“I’m glad, it’s about time they did that,” said Gulshan Kavarana, a parent of a special needs teenager and founder of the Special Families Support Group.
“Honestly, I don’t think they’re equipped to have inclusion in the classrooms and the teachers, I don’t think they are trained enough and they don’t have enough help, and there are too many children in one class.”
The Knowledge and Human Development Authority, the private school regulator, recently released its Performance of Indian Schools in Dubai 2014-2015 Inspection Findings report, which featured a special focus on the needs of students with special needs.
“This has remained a priority this year,” said Fatma Belrehif, director of the KHDA’s Dubai Schools Inspection Bureau.
The KHDA results showed that only 39 per cent of the 2,700 special education needs pupils in Indian-curriculum schools received a “good” education during the inspection period last year. As much as 17 per cent of them are in schools rated as unsatisfactory.
No school was identified as offering outstanding special education.
“KHDA understands that school improvement takes time,” said Mrs Belrehif. “With the increased inspection focus on provision for students with SEN, schools are given more detailed feedback than in previous years. Schools are expected to use the feedback they receive to create improvement plans. Subsequent inspections evaluate each school’s progress towards improving its provision for students with SEN.”
Nargish Khambatta, principal of GEMS Modern Academy, one of only two schools that ranked outstanding overall, said: “We are very pleased that KHDA is ensuring very high standards when it comes to special education.
“While schools have excellent practitioners in the SEN department, the challenge lies in ensuring it gets translated in the classroom by teachers.
“What we need is a realistic parallel curriculum for severe cases, the need to regularise shadow teachers/learning support assistants and a conducive environment with parents and teachers not having exaggerated expectations for the children with special needs.”
He said there needed to be a “triangulated” support system between parents, teachers and children with special needs for Individual Education Plans (IEPs) to work.
Saleem Khan, headmaster of The Millennium School, said his school has always promoted a strong inclusion policy.
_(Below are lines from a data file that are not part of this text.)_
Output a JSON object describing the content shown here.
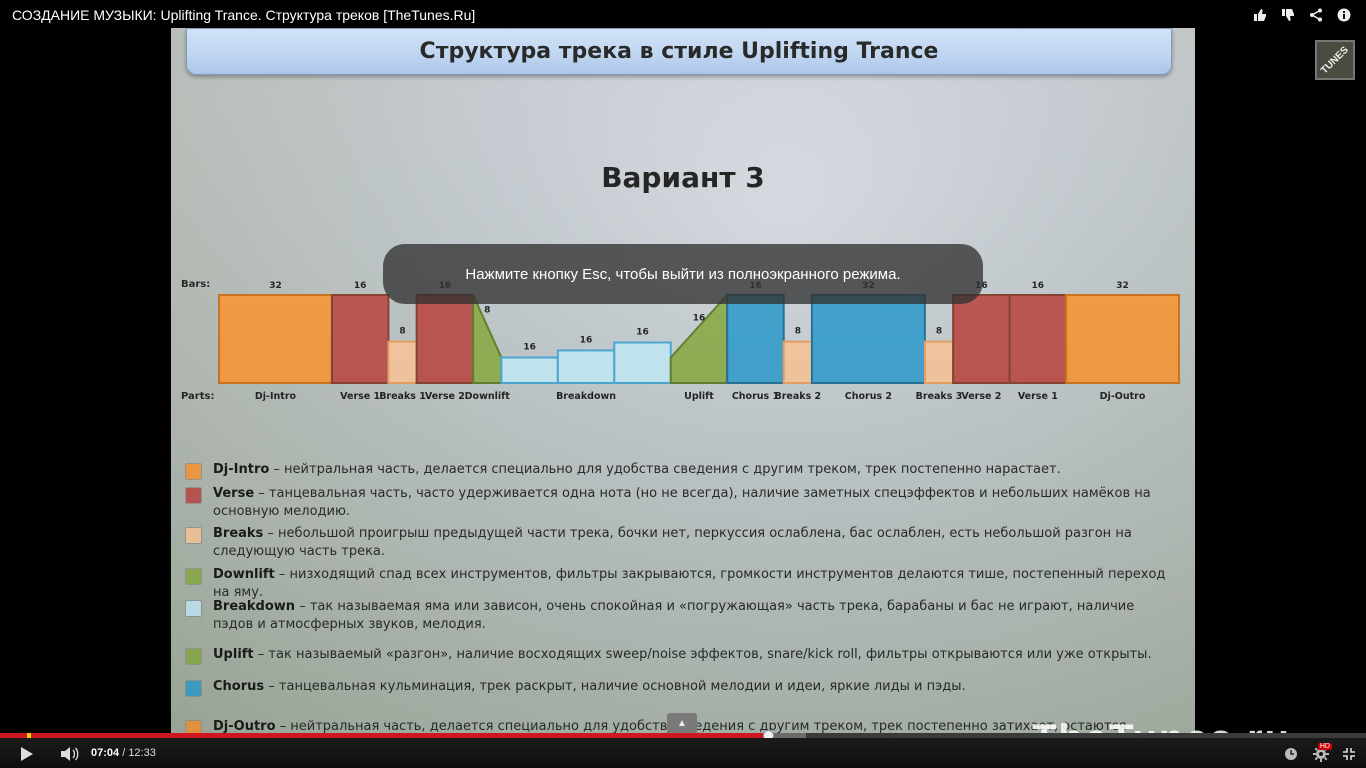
{
  "window": {
    "title": "СОЗДАНИЕ МУЗЫКИ: Uplifting Trance. Структура треков [TheTunes.Ru]"
  },
  "top_icons": [
    "thumbs-up-icon",
    "thumbs-down-icon",
    "share-icon",
    "info-icon"
  ],
  "brand_badge": "TUNES",
  "slide": {
    "header": "Структура трека в стиле Uplifting Trance",
    "variant": "Вариант 3",
    "bars_label": "Bars:",
    "parts_label": "Parts:"
  },
  "chart_data": {
    "type": "bar",
    "x_unit": "bars",
    "segments": [
      {
        "part": "Dj-Intro",
        "bars": 32,
        "level": 1.0,
        "kind": "dj"
      },
      {
        "part": "Verse 1",
        "bars": 16,
        "level": 1.0,
        "kind": "verse"
      },
      {
        "part": "Breaks 1",
        "bars": 8,
        "level": 0.47,
        "kind": "breaks"
      },
      {
        "part": "Verse 2",
        "bars": 16,
        "level": 1.0,
        "kind": "verse"
      },
      {
        "part": "Downlift",
        "bars": 8,
        "level": 0.29,
        "kind": "downlift"
      },
      {
        "part": "",
        "bars": 16,
        "level": 0.29,
        "kind": "breakdown"
      },
      {
        "part": "Breakdown",
        "bars": 16,
        "level": 0.37,
        "kind": "breakdown"
      },
      {
        "part": "",
        "bars": 16,
        "level": 0.46,
        "kind": "breakdown"
      },
      {
        "part": "Uplift",
        "bars": 16,
        "level": 1.0,
        "kind": "uplift"
      },
      {
        "part": "Chorus 1",
        "bars": 16,
        "level": 1.0,
        "kind": "chorus"
      },
      {
        "part": "Breaks 2",
        "bars": 8,
        "level": 0.47,
        "kind": "breaks"
      },
      {
        "part": "Chorus 2",
        "bars": 32,
        "level": 1.0,
        "kind": "chorus"
      },
      {
        "part": "Breaks 3",
        "bars": 8,
        "level": 0.47,
        "kind": "breaks"
      },
      {
        "part": "Verse 2",
        "bars": 16,
        "level": 1.0,
        "kind": "verse"
      },
      {
        "part": "Verse 1",
        "bars": 16,
        "level": 1.0,
        "kind": "verse"
      },
      {
        "part": "Dj-Outro",
        "bars": 32,
        "level": 1.0,
        "kind": "dj"
      }
    ],
    "colors": {
      "dj": "#fb9a3e",
      "verse": "#c0504d",
      "breaks": "#fcc99f",
      "downlift": "#92b050",
      "breakdown": "#c8ecfb",
      "uplift": "#92b050",
      "chorus": "#3da3d4"
    }
  },
  "legend": [
    {
      "name": "Dj-Intro",
      "desc": " – нейтральная часть, делается специально для удобства сведения с другим треком, трек постепенно нарастает.",
      "color": "#fb9a3e"
    },
    {
      "name": "Verse",
      "desc": " – танцевальная часть, часто удерживается одна нота (но не всегда), наличие заметных спецэффектов и небольших намёков на основную мелодию.",
      "color": "#c0504d"
    },
    {
      "name": "Breaks",
      "desc": " – небольшой проигрыш предыдущей части трека, бочки нет, перкуссия ослаблена, бас ослаблен, есть небольшой разгон на следующую часть трека.",
      "color": "#fcc99f"
    },
    {
      "name": "Downlift",
      "desc": " – низходящий спад всех инструментов, фильтры закрываются, громкости инструментов делаются тише, постепенный переход на яму.",
      "color": "#92b050"
    },
    {
      "name": "Breakdown",
      "desc": " – так называемая яма или зависон, очень спокойная и «погружающая» часть трека, барабаны и бас не играют, наличие пэдов и атмосферных звуков, мелодия.",
      "color": "#c8ecfb"
    },
    {
      "name": "Uplift",
      "desc": " – так называемый «разгон», наличие восходящих sweep/noise эффектов, snare/kick roll, фильтры открываются или уже открыты.",
      "color": "#92b050"
    },
    {
      "name": "Chorus",
      "desc": " – танцевальная кульминация, трек раскрыт, наличие основной мелодии и идеи, яркие лиды и пэды.",
      "color": "#3da3d4"
    },
    {
      "name": "Dj-Outro",
      "desc": " – нейтральная часть, делается специально для удобства сведения с другим треком, трек постепенно затихает, остаются звучать только барабаны.",
      "color": "#fb9a3e"
    }
  ],
  "toast": "Нажмите кнопку Esc, чтобы выйти из полноэкранного режима.",
  "watermark": "TheTunes.ru",
  "player": {
    "current_time": "07:04",
    "separator": " / ",
    "duration": "12:33",
    "progress": 0.563,
    "buffered": 0.59,
    "hd": "HD"
  }
}
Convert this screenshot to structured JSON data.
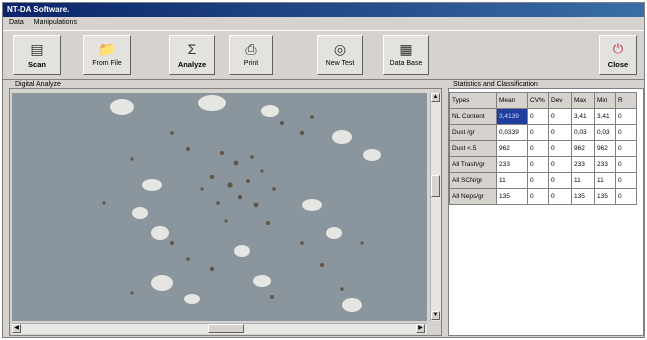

“The key to the success of an IEP is the ongoing training and development of class teachers so they know how to modify their daily lessons plans and teaching strategies to accommodate the learning needs of all students,” said Mr Khan.
“This is a complex, challenging and ever changing area for all teachers; the goal is always to challenge the most able student, while supporting the least able and it is essential to grasp to be a successful and inclusive school.”
Updated: February 17, 2015 04:00 AM